- **Work instruction**: Gather all lines from the material that contain the word "text".

- **Data to use**:
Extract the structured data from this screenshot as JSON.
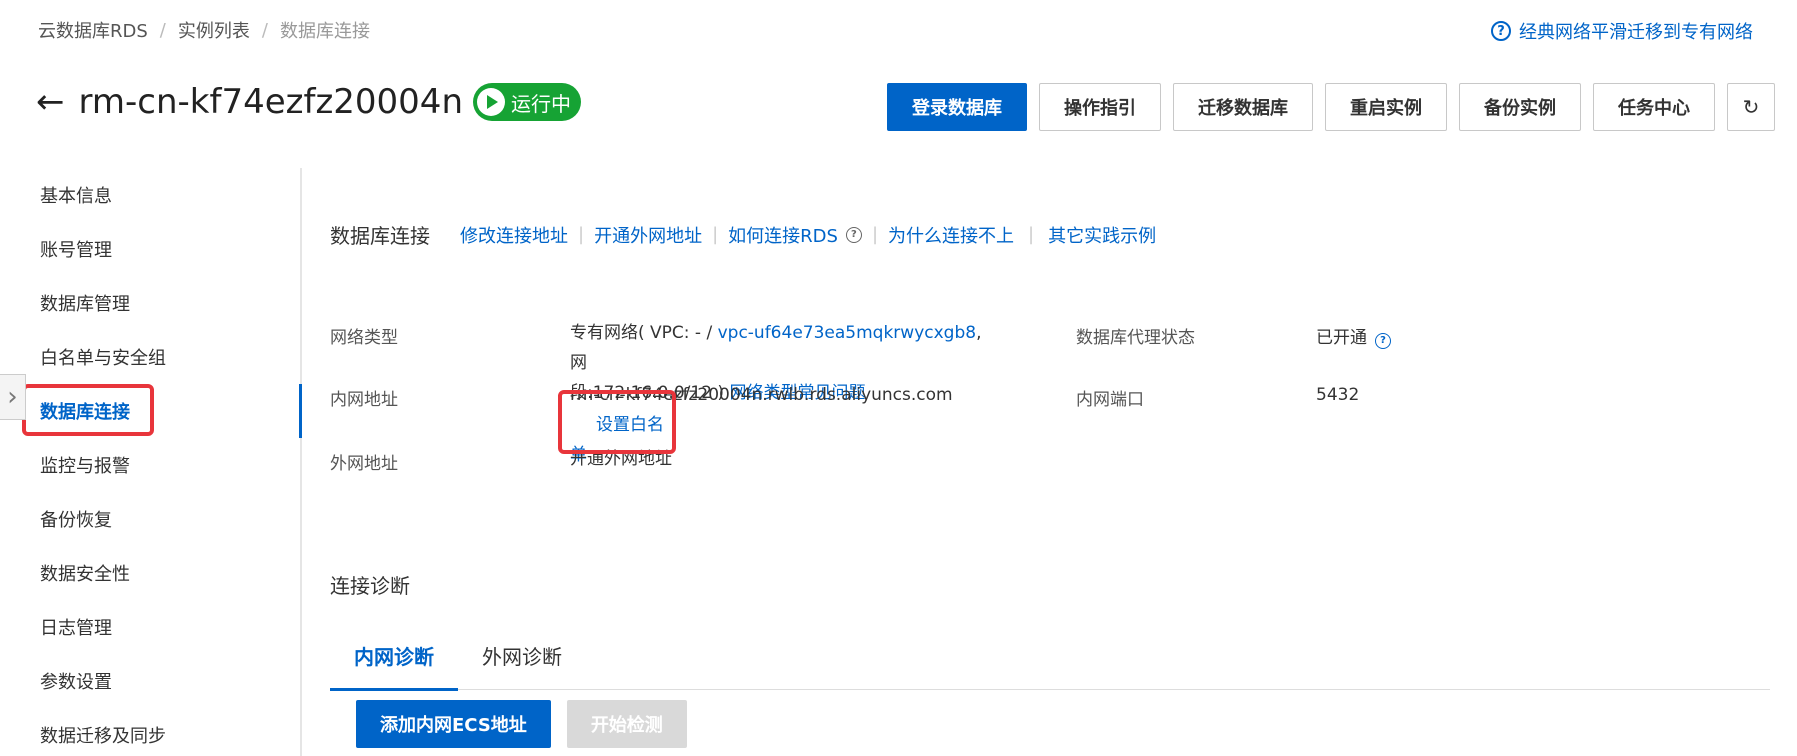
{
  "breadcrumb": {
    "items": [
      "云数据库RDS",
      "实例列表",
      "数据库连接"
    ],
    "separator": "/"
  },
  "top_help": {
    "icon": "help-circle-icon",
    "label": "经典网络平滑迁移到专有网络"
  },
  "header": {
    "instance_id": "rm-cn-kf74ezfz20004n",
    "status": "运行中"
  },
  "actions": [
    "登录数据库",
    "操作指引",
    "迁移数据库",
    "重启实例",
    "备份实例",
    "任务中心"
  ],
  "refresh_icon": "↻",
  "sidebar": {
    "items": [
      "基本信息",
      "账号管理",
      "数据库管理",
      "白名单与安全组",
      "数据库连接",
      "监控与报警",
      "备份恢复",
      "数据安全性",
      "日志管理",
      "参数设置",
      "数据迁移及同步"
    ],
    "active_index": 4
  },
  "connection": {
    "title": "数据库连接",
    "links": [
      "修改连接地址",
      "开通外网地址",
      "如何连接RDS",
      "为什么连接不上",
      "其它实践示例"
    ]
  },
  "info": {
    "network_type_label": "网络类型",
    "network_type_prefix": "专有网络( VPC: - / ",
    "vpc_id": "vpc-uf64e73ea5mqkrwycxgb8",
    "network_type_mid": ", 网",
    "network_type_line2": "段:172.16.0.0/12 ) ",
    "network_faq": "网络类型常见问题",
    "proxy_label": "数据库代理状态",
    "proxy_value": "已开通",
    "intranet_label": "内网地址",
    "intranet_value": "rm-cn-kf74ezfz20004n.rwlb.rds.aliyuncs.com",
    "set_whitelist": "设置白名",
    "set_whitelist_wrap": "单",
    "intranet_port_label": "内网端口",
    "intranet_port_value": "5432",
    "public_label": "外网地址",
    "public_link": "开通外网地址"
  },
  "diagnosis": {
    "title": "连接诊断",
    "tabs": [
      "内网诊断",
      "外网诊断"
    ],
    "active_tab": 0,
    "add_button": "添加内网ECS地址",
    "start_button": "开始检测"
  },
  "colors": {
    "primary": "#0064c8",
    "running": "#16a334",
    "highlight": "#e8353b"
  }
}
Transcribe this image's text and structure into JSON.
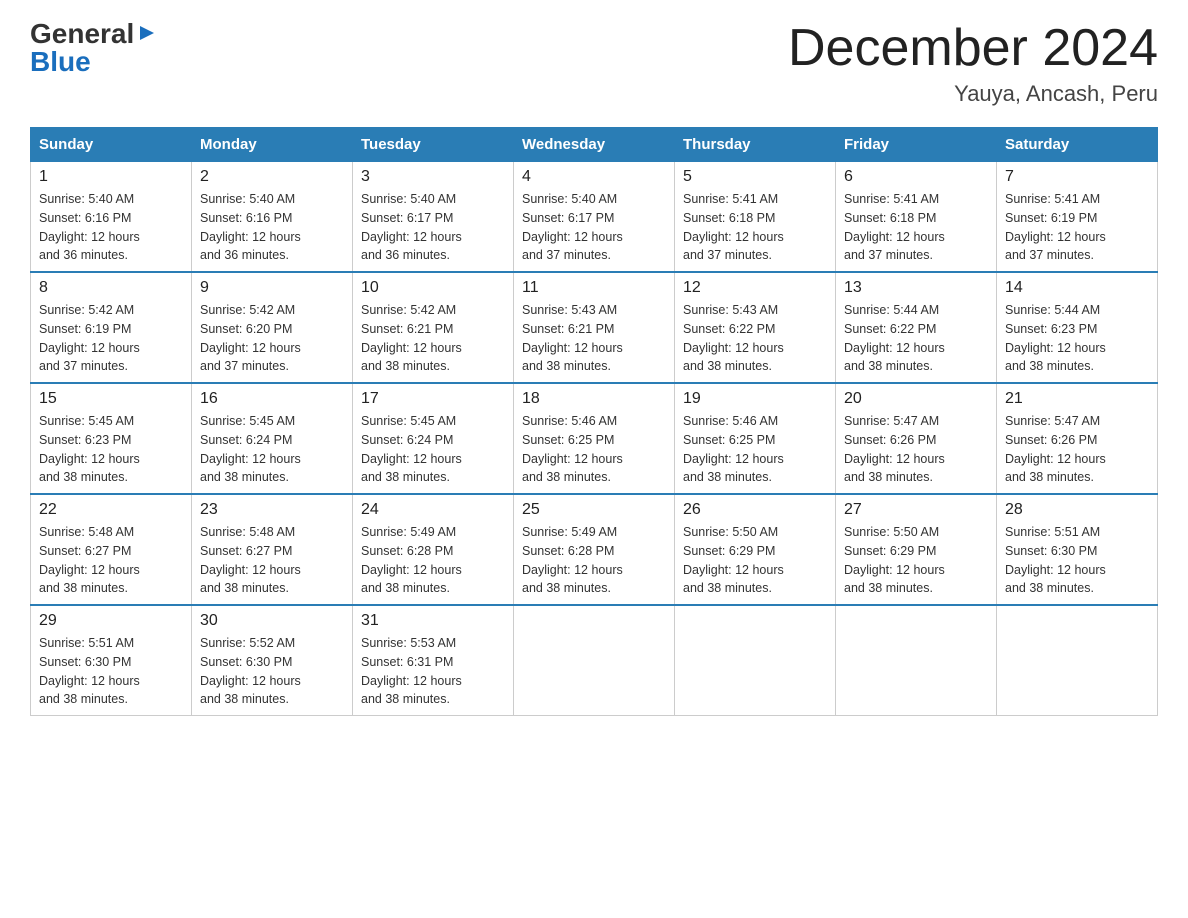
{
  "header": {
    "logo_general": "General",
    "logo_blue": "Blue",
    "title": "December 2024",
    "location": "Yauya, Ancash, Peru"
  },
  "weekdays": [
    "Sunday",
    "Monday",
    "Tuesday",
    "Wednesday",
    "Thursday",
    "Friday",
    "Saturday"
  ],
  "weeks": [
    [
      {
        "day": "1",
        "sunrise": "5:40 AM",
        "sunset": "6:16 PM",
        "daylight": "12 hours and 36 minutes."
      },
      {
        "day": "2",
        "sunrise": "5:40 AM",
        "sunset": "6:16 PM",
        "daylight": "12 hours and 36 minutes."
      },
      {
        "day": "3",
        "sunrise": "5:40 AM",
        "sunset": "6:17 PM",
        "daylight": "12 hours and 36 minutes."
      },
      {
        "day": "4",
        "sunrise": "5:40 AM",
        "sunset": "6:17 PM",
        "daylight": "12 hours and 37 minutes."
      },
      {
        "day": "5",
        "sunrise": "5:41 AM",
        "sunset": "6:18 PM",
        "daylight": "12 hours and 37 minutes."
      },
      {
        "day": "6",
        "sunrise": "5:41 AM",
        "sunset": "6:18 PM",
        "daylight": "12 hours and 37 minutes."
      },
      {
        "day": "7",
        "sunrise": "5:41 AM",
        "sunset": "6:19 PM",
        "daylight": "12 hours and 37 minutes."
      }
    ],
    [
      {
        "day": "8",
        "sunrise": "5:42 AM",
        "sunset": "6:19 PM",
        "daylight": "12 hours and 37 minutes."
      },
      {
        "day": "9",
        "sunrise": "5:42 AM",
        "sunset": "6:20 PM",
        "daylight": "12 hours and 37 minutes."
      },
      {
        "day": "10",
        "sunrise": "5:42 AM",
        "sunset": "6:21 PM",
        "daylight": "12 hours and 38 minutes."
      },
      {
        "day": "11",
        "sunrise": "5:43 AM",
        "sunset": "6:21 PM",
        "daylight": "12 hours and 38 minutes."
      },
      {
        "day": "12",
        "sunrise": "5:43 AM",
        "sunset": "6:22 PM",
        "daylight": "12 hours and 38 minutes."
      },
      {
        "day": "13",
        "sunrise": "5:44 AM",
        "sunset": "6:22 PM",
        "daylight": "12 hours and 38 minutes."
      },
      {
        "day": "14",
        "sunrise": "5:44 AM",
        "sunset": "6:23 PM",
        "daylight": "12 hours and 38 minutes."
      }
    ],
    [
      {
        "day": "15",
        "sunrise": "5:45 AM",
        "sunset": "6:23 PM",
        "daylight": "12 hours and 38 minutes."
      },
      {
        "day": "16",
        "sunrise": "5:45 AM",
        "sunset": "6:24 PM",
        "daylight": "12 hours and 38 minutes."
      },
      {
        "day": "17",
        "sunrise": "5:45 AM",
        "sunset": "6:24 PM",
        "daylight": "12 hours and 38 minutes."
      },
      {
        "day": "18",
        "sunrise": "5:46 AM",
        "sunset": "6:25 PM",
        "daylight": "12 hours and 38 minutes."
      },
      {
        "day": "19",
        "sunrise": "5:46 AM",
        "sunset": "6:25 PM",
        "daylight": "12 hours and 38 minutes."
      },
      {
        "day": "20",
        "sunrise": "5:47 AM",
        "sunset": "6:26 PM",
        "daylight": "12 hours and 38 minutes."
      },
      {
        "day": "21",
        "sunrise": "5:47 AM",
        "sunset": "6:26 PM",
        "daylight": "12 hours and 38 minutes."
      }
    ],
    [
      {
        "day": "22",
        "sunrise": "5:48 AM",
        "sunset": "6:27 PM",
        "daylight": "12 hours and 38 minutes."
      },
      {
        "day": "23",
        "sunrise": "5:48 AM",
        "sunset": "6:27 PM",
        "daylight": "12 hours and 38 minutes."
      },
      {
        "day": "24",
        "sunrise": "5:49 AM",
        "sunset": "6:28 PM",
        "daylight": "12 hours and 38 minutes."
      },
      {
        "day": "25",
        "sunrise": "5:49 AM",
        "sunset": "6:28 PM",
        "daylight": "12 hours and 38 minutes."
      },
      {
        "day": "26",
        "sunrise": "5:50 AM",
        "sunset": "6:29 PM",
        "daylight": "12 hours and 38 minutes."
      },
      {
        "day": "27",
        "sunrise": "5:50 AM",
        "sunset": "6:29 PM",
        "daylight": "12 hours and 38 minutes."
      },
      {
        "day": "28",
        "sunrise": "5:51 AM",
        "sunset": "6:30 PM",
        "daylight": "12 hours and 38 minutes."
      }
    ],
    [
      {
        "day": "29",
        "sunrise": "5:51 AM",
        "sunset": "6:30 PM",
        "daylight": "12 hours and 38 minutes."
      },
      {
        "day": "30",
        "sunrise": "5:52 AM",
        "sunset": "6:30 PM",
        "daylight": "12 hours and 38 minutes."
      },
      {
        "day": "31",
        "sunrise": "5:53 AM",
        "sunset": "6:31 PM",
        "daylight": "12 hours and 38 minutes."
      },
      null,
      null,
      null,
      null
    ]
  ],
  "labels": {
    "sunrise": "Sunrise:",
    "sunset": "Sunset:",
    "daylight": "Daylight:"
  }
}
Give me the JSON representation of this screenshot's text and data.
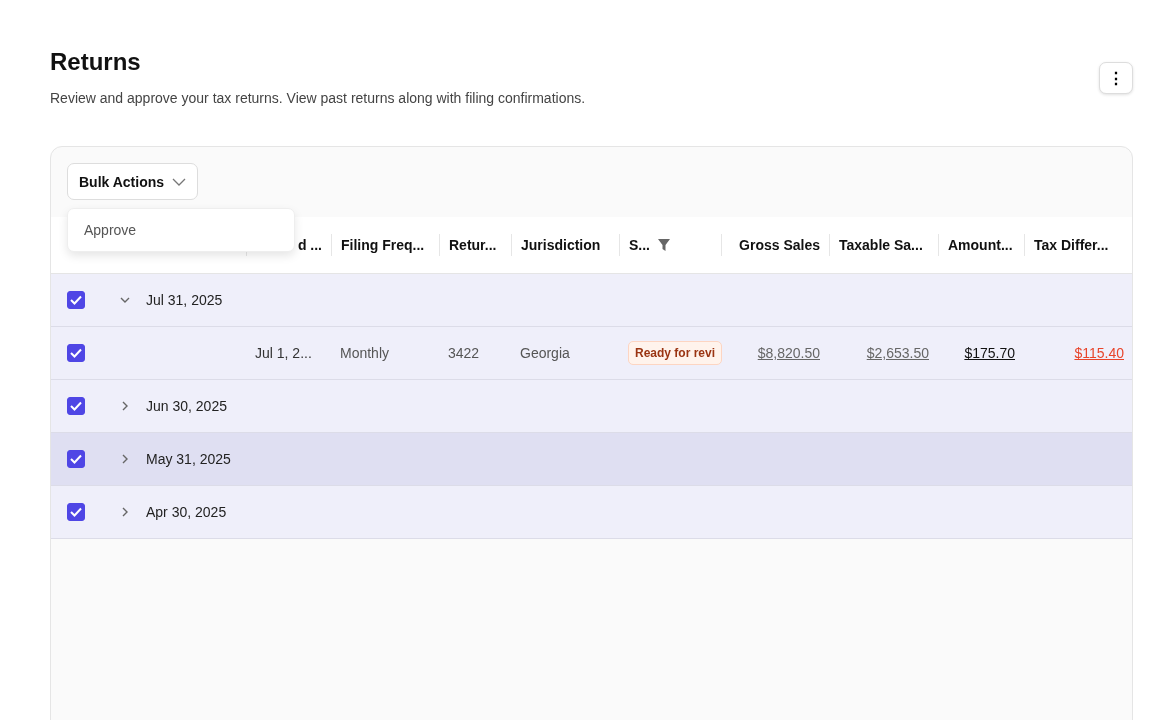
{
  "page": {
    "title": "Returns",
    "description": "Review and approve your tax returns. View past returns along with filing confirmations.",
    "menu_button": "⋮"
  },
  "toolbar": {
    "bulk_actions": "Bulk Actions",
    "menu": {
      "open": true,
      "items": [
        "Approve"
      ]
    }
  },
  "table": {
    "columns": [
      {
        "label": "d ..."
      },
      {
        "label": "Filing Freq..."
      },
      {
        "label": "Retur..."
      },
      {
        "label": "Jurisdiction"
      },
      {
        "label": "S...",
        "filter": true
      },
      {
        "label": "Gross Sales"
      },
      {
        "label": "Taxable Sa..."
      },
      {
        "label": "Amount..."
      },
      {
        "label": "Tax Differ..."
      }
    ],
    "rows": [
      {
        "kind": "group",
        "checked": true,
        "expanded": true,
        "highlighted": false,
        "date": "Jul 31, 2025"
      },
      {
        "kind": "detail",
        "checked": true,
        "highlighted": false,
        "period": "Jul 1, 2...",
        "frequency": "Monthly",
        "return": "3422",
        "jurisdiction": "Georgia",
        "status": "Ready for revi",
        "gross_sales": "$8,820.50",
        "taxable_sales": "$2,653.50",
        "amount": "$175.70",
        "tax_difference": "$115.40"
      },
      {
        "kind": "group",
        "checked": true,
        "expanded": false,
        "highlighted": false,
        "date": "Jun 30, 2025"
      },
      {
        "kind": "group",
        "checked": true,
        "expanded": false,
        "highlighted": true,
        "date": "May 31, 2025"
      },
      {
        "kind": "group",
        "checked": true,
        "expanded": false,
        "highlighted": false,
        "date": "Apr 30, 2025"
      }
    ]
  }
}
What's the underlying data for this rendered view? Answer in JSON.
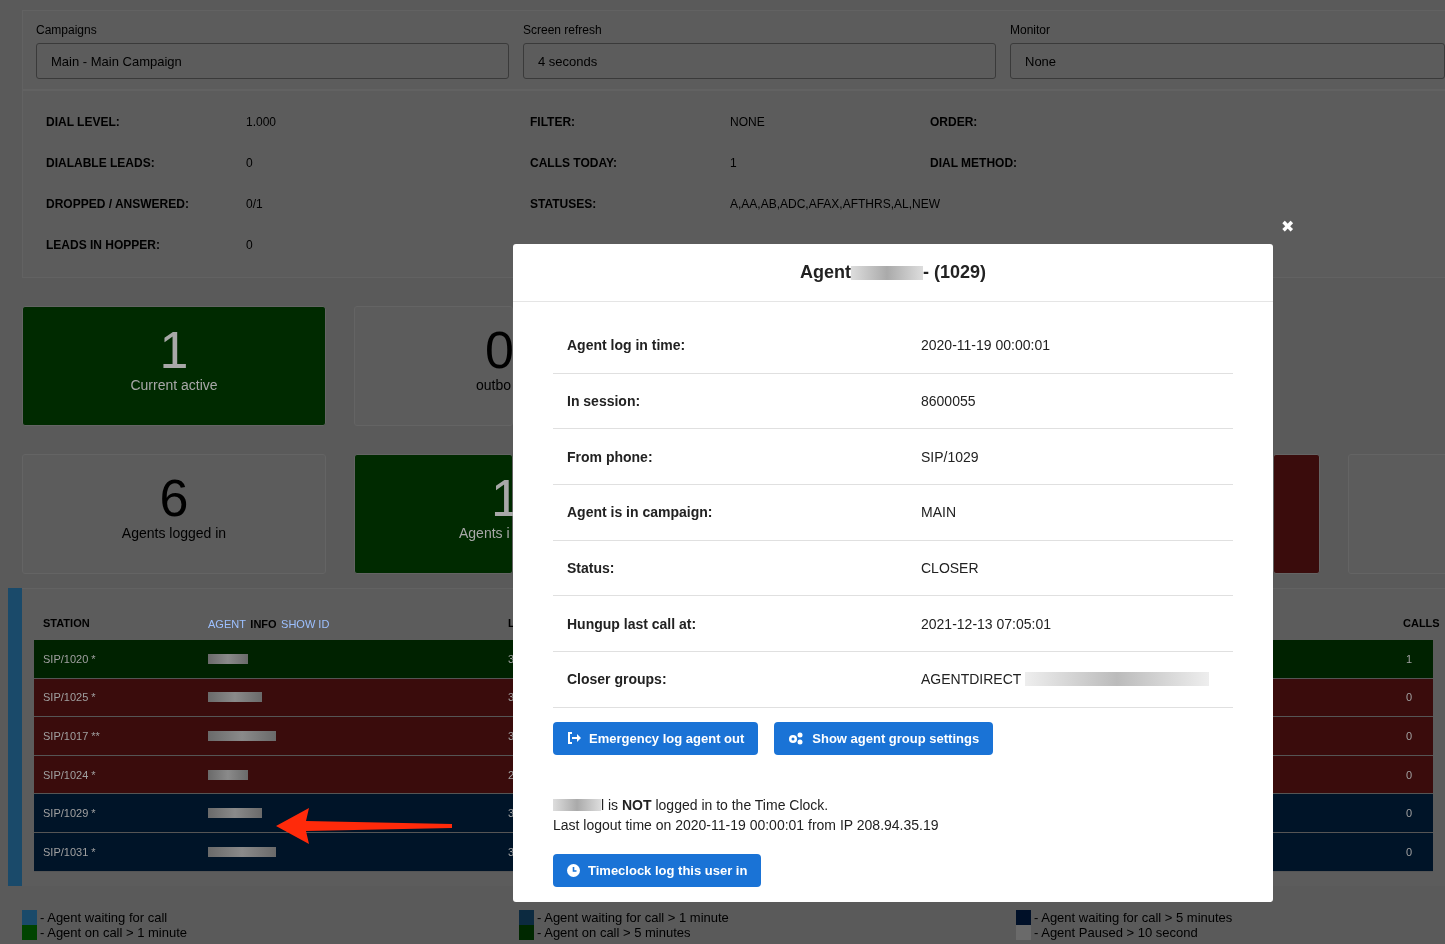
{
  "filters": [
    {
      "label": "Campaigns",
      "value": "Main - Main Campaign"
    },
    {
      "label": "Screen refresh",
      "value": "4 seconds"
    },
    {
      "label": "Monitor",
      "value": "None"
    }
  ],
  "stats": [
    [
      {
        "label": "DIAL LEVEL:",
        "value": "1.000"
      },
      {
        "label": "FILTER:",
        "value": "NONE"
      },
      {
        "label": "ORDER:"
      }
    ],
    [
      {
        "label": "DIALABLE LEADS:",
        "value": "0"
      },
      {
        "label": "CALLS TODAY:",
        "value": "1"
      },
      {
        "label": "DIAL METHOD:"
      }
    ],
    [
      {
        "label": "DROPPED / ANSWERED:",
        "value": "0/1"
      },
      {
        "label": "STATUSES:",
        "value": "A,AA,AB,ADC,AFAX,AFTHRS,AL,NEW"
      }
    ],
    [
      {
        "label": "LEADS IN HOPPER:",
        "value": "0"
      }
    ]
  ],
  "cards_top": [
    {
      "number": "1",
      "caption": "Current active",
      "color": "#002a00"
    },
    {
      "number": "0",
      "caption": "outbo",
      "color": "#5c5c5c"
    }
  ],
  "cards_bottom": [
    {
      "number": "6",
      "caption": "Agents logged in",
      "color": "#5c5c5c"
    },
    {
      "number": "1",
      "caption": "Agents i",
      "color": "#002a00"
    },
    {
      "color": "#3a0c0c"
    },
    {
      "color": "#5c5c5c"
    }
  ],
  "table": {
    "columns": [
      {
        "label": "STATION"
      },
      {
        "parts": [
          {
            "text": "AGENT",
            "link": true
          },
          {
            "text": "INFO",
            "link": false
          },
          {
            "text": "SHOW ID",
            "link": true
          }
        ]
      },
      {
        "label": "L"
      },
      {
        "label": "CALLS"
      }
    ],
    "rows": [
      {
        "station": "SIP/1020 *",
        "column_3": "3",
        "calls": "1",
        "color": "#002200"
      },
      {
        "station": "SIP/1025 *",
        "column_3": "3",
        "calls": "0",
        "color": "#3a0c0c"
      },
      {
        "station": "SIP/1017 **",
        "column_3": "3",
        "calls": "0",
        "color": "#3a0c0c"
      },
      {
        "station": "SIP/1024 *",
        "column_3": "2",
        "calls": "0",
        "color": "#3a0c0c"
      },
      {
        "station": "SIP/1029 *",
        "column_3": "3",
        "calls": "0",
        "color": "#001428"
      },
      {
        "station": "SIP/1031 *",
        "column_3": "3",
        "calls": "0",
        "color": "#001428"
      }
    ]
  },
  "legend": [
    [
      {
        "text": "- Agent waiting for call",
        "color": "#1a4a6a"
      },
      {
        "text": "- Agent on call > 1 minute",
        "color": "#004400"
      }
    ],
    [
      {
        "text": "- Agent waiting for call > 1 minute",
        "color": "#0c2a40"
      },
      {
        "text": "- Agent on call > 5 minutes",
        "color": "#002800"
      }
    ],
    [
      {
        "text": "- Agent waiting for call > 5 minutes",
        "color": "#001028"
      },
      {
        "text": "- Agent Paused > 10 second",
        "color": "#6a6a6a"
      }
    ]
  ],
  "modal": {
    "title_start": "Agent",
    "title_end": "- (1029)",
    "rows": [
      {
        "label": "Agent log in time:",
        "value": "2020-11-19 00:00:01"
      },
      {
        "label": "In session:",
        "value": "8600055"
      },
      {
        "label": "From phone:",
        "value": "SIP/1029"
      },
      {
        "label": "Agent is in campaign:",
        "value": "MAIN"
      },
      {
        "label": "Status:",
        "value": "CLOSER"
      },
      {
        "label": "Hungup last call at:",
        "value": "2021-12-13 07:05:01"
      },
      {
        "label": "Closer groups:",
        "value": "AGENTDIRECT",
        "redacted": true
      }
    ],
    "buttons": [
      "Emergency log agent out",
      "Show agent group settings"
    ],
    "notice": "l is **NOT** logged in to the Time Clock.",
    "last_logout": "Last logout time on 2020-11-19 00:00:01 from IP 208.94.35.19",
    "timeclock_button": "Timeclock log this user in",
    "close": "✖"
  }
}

- **Task result**:
Transcribe this image's text and structure into JSON.
Give me the JSON representation of this screenshot's text and data.
            "text": "AGENT",
            "text": "INFO",
            "text": "SHOW ID",
        "text": "- Agent waiting for call",
        "text": "- Agent on call > 1 minute",
        "text": "- Agent waiting for call > 1 minute",
        "text": "- Agent on call > 5 minutes",
        "text": "- Agent waiting for call > 5 minutes",
        "text": "- Agent Paused > 10 second",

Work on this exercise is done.